A Prophet is a much nominated film, and has garnered some major awards. When Malik, who has been in trouble with the law for most of his short life, is sent to prison again, it’s the Big House this time. There, the Corsican mafia rules, having control of the guards. When the Corsican leader César Luciani selects Malik to perform a hit, there is little he can do to refuse. He carries out the assignment in bloody fashion, earning if not the respect, at least the protection of the Corsicans.
Slowly, Malik gains more and more responsibilities from Cesar who comes to rely on Malik’s loyalty and discretion. Malik is the ultimate self-made man. In prison he learns to read, learns to look out for himself, learns a second language just by hanging around and listening. He’s ambitious and observes the way of power and intimidation. He learns to play factions off against each other, so well that his rise is rapid. When we see what he becomes, and remember the timid, scared inmate who was processed in to prison on that first day, we realize how far he has come.

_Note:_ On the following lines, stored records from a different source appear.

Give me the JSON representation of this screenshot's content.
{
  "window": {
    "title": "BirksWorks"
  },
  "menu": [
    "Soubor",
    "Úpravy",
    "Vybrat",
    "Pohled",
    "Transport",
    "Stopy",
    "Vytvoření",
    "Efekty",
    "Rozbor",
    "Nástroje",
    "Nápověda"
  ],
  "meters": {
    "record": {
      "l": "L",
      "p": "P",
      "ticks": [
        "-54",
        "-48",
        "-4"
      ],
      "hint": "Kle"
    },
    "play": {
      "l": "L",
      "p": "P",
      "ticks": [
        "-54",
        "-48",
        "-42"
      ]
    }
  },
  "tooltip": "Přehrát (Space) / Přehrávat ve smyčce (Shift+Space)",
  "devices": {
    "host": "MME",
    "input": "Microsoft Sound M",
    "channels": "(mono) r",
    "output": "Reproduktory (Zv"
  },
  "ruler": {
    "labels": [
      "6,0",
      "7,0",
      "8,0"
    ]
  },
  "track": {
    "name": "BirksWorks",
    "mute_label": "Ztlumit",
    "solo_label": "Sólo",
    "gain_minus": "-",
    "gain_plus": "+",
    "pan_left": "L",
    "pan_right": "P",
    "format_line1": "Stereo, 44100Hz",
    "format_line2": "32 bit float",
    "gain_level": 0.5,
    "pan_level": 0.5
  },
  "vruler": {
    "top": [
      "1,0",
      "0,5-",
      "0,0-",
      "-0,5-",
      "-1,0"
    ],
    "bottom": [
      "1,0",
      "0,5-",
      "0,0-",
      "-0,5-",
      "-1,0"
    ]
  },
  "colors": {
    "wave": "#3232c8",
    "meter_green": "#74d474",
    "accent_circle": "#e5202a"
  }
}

A Prophet is a prison film, showing the corruption of the system, and the power of illicit authority. Prison does the job we understand that it’s there for. Sort of. It rehabilitates Malik and makes him a ‘productive’ member of society. Just not the society and the productivity we might expect. We may see more of Malik, because the ending sets us up for a sequel. That would be an interesting prospect, given the possibilities presented by the optimistic final scene.